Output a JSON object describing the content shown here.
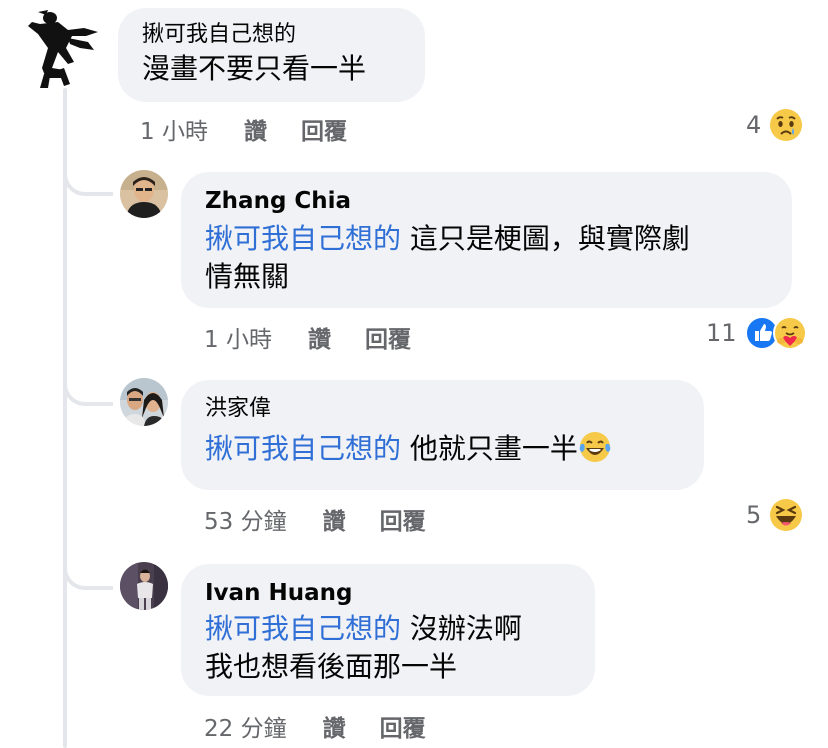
{
  "comments": [
    {
      "author": "揪可我自己想的",
      "lines": [
        "漫畫不要只看一半"
      ],
      "time": "1 小時",
      "like_label": "讚",
      "reply_label": "回覆",
      "reaction_count": "4",
      "reaction_icons": [
        "sad-icon"
      ]
    }
  ],
  "replies": [
    {
      "author": "Zhang Chia",
      "mention": "揪可我自己想的",
      "text_line1": "這只是梗圖，與實際劇",
      "text_line2": "情無關",
      "time": "1 小時",
      "like_label": "讚",
      "reply_label": "回覆",
      "reaction_count": "11",
      "reaction_icons": [
        "like-icon",
        "care-icon"
      ]
    },
    {
      "author": "洪家偉",
      "mention": "揪可我自己想的",
      "text_line1": "他就只畫一半",
      "inline_emoji": "laugh-tears-icon",
      "time": "53 分鐘",
      "like_label": "讚",
      "reply_label": "回覆",
      "reaction_count": "5",
      "reaction_icons": [
        "haha-icon"
      ]
    },
    {
      "author": "Ivan Huang",
      "mention": "揪可我自己想的",
      "text_line1": "沒辦法啊",
      "text_line2": "我也想看後面那一半",
      "time": "22 分鐘",
      "like_label": "讚",
      "reply_label": "回覆"
    }
  ]
}
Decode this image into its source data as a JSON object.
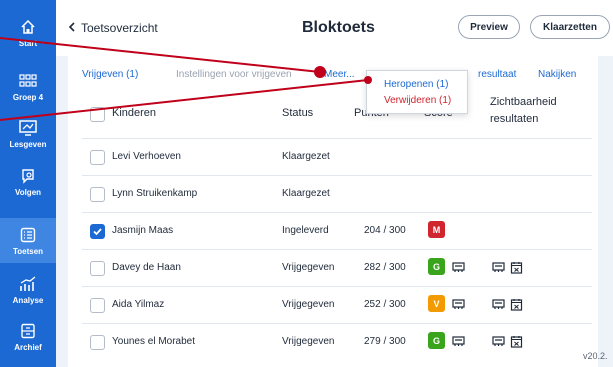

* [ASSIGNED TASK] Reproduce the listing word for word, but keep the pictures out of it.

* [RESULT OF THIS EXERCISE]
Output a JSON object describing the content shown here.
{
  "comments": [
    {
      "author": "揪可我自己想的",
      "lines": [
        "漫畫不要只看一半"
      ],
      "time": "1 小時",
      "like_label": "讚",
      "reply_label": "回覆",
      "reaction_count": "4",
      "reaction_icons": [
        "sad-icon"
      ]
    }
  ],
  "replies": [
    {
      "author": "Zhang Chia",
      "mention": "揪可我自己想的",
      "text_line1": "這只是梗圖，與實際劇",
      "text_line2": "情無關",
      "time": "1 小時",
      "like_label": "讚",
      "reply_label": "回覆",
      "reaction_count": "11",
      "reaction_icons": [
        "like-icon",
        "care-icon"
      ]
    },
    {
      "author": "洪家偉",
      "mention": "揪可我自己想的",
      "text_line1": "他就只畫一半",
      "inline_emoji": "laugh-tears-icon",
      "time": "53 分鐘",
      "like_label": "讚",
      "reply_label": "回覆",
      "reaction_count": "5",
      "reaction_icons": [
        "haha-icon"
      ]
    },
    {
      "author": "Ivan Huang",
      "mention": "揪可我自己想的",
      "text_line1": "沒辦法啊",
      "text_line2": "我也想看後面那一半",
      "time": "22 分鐘",
      "like_label": "讚",
      "reply_label": "回覆"
    }
  ]
}
Decode this image into its source data as a JSON object.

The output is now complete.